Segment Start: EXTRACTED INFORMATION
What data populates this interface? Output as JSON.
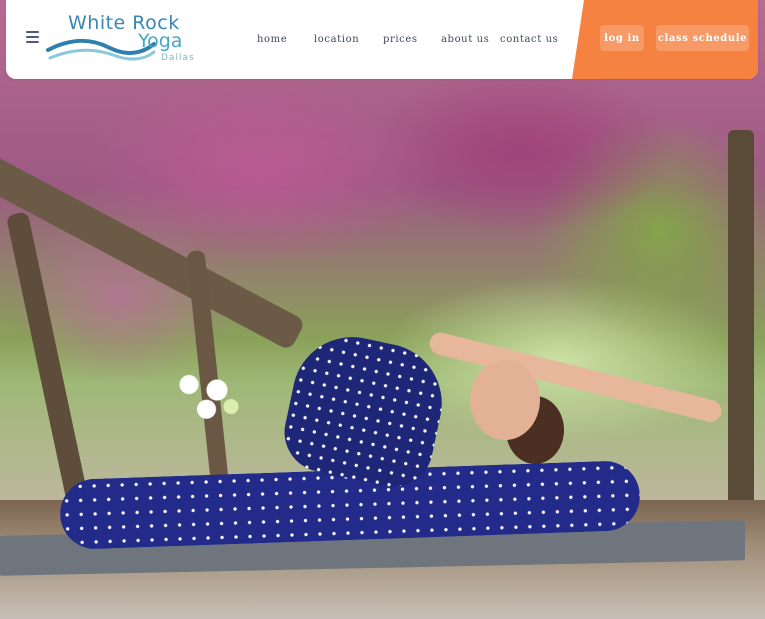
{
  "brand": {
    "line1": "White Rock",
    "line2": "Yoga",
    "line3": "Dallas",
    "colors": {
      "white_rock": "#3a86b4",
      "yoga": "#46a7c4",
      "dallas": "#7fb4cc",
      "wave_dark": "#2f7fae",
      "wave_light": "#89c9d9"
    }
  },
  "header": {
    "menu_icon": "hamburger-menu-icon",
    "nav": [
      {
        "label": "home"
      },
      {
        "label": "location"
      },
      {
        "label": "prices"
      },
      {
        "label": "about us"
      },
      {
        "label": "contact us"
      }
    ],
    "login_label": "log in",
    "schedule_label": "class schedule",
    "accent_color": "#f58240"
  },
  "hero": {
    "image": "hero-yoga-photo"
  }
}
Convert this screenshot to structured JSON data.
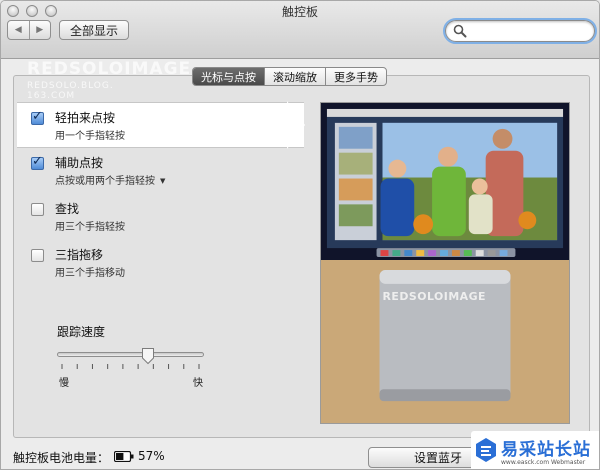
{
  "window": {
    "title": "触控板"
  },
  "toolbar": {
    "back_glyph": "◀",
    "forward_glyph": "▶",
    "show_all_label": "全部显示",
    "search_value": "",
    "search_placeholder": ""
  },
  "watermark": {
    "main": "REDSOLOIMAGE",
    "sub1": "REDSOLO.BLOG.",
    "sub2": "163.COM"
  },
  "tabs": [
    {
      "label": "光标与点按",
      "active": true
    },
    {
      "label": "滚动缩放",
      "active": false
    },
    {
      "label": "更多手势",
      "active": false
    }
  ],
  "options": [
    {
      "title": "轻拍来点按",
      "subtitle": "用一个手指轻按",
      "checked": true,
      "selected": true
    },
    {
      "title": "辅助点按",
      "subtitle": "点按或用两个手指轻按",
      "checked": true,
      "has_menu": true
    },
    {
      "title": "查找",
      "subtitle": "用三个手指轻按",
      "checked": false
    },
    {
      "title": "三指拖移",
      "subtitle": "用三个手指移动",
      "checked": false
    }
  ],
  "tracking": {
    "label": "跟踪速度",
    "slow_label": "慢",
    "fast_label": "快",
    "level": 0.62,
    "tick_count": 10
  },
  "preview": {
    "watermark": "REDSOLOIMAGE"
  },
  "footer": {
    "battery_label": "触控板电池电量：",
    "battery_percent": "57%",
    "battery_level": 0.57,
    "bluetooth_button": "设置蓝牙"
  },
  "site_logo": {
    "text": "易采站长站",
    "sub": "www.easck.com Webmaster"
  },
  "colors": {
    "accent_blue": "#4f8bd6",
    "tab_active": "#5a5a5a",
    "window_bg": "#ececec"
  }
}
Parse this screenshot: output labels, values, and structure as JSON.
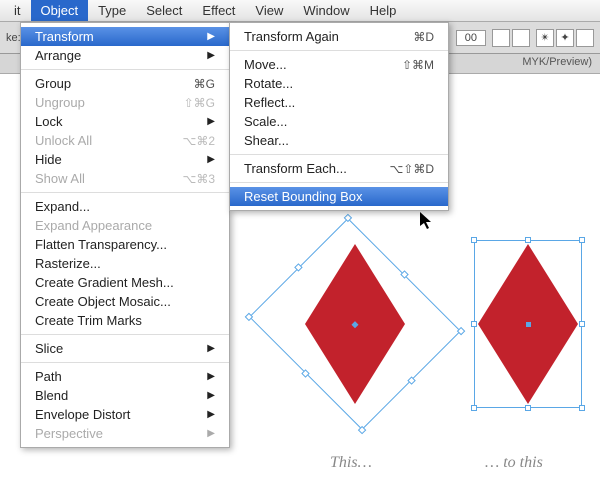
{
  "menubar": {
    "items": [
      {
        "label": "it",
        "active": false
      },
      {
        "label": "Object",
        "active": true
      },
      {
        "label": "Type",
        "active": false
      },
      {
        "label": "Select",
        "active": false
      },
      {
        "label": "Effect",
        "active": false
      },
      {
        "label": "View",
        "active": false
      },
      {
        "label": "Window",
        "active": false
      },
      {
        "label": "Help",
        "active": false
      }
    ]
  },
  "toolbar": {
    "label_ke": "ke:",
    "num": "00",
    "doc_tab": "MYK/Preview)"
  },
  "object_menu": {
    "transform": "Transform",
    "arrange": "Arrange",
    "group": "Group",
    "group_sc": "⌘G",
    "ungroup": "Ungroup",
    "ungroup_sc": "⇧⌘G",
    "lock": "Lock",
    "unlock": "Unlock All",
    "unlock_sc": "⌥⌘2",
    "hide": "Hide",
    "show": "Show All",
    "show_sc": "⌥⌘3",
    "expand": "Expand...",
    "expand_app": "Expand Appearance",
    "flatten": "Flatten Transparency...",
    "rasterize": "Rasterize...",
    "gradient": "Create Gradient Mesh...",
    "mosaic": "Create Object Mosaic...",
    "trim": "Create Trim Marks",
    "slice": "Slice",
    "path": "Path",
    "blend": "Blend",
    "envelope": "Envelope Distort",
    "perspective": "Perspective"
  },
  "transform_submenu": {
    "again": "Transform Again",
    "again_sc": "⌘D",
    "move": "Move...",
    "move_sc": "⇧⌘M",
    "rotate": "Rotate...",
    "reflect": "Reflect...",
    "scale": "Scale...",
    "shear": "Shear...",
    "each": "Transform Each...",
    "each_sc": "⌥⇧⌘D",
    "reset": "Reset Bounding Box"
  },
  "captions": {
    "left": "This…",
    "right": "… to this"
  }
}
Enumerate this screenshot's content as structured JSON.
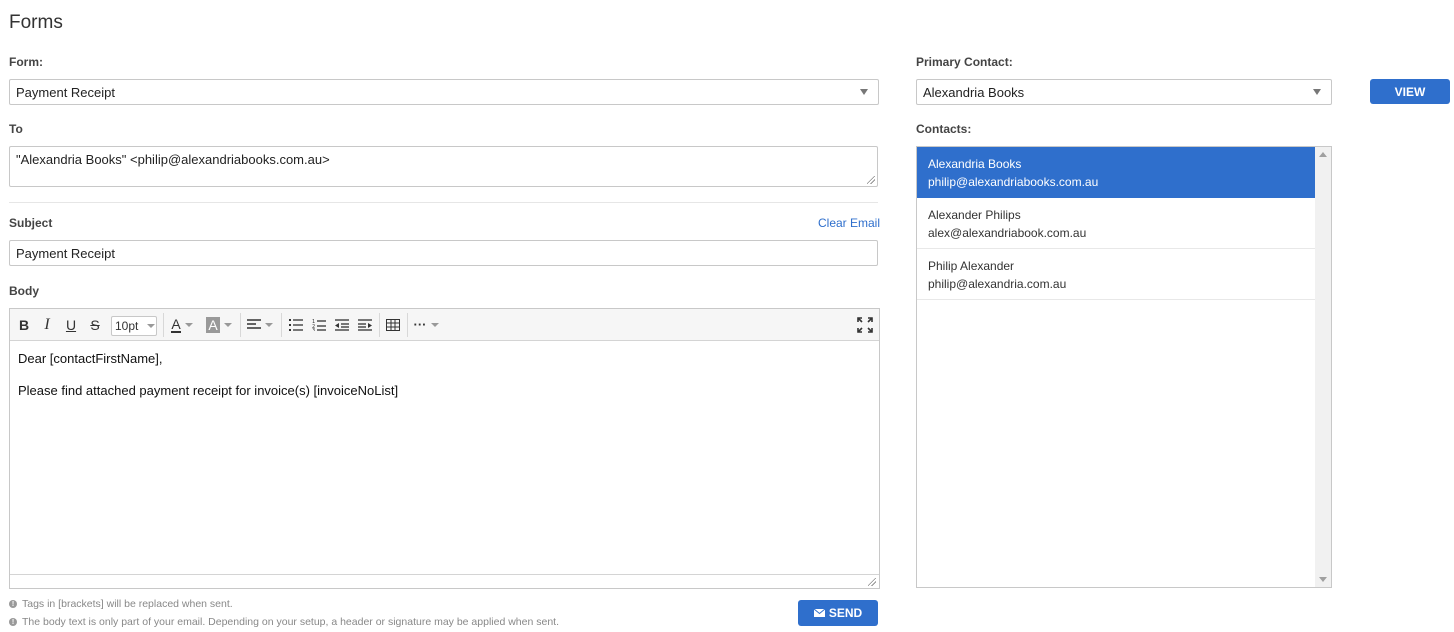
{
  "page": {
    "title": "Forms"
  },
  "form_field": {
    "label": "Form:",
    "value": "Payment Receipt"
  },
  "to_field": {
    "label": "To",
    "value": "\"Alexandria Books\" <philip@alexandriabooks.com.au>"
  },
  "subject_field": {
    "label": "Subject",
    "value": "Payment Receipt",
    "clear_link": "Clear Email"
  },
  "body": {
    "label": "Body",
    "font_size": "10pt",
    "lines": [
      "Dear [contactFirstName],",
      "Please find attached payment receipt for invoice(s) [invoiceNoList]"
    ]
  },
  "hints": [
    "Tags in [brackets] will be replaced when sent.",
    "The body text is only part of your email. Depending on your setup, a header or signature may be applied when sent."
  ],
  "send_button": {
    "label": "SEND"
  },
  "primary_contact": {
    "label": "Primary Contact:",
    "value": "Alexandria Books",
    "view_label": "VIEW"
  },
  "contacts": {
    "label": "Contacts:",
    "items": [
      {
        "name": "Alexandria Books",
        "email": "philip@alexandriabooks.com.au",
        "selected": true
      },
      {
        "name": "Alexander Philips",
        "email": "alex@alexandriabook.com.au",
        "selected": false
      },
      {
        "name": "Philip Alexander",
        "email": "philip@alexandria.com.au",
        "selected": false
      }
    ]
  },
  "colors": {
    "accent": "#2f6fcc"
  }
}
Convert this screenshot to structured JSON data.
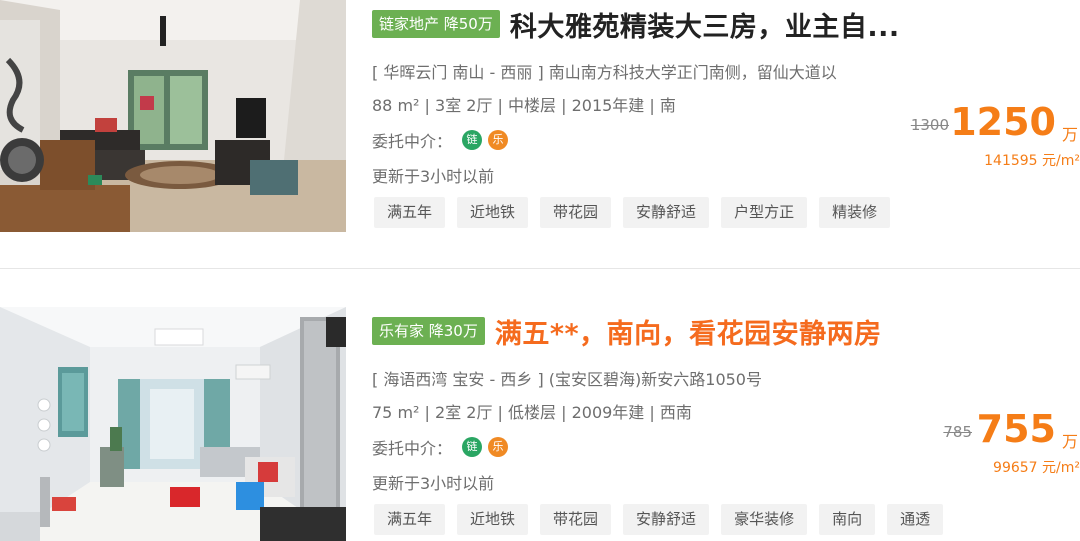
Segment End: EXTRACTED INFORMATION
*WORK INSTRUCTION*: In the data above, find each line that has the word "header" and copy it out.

*ANSWER TO THE EXERCISE*:
  "header": {
    "The body text is only part of your email. Depending on your setup, a header or signature may be applied when sent."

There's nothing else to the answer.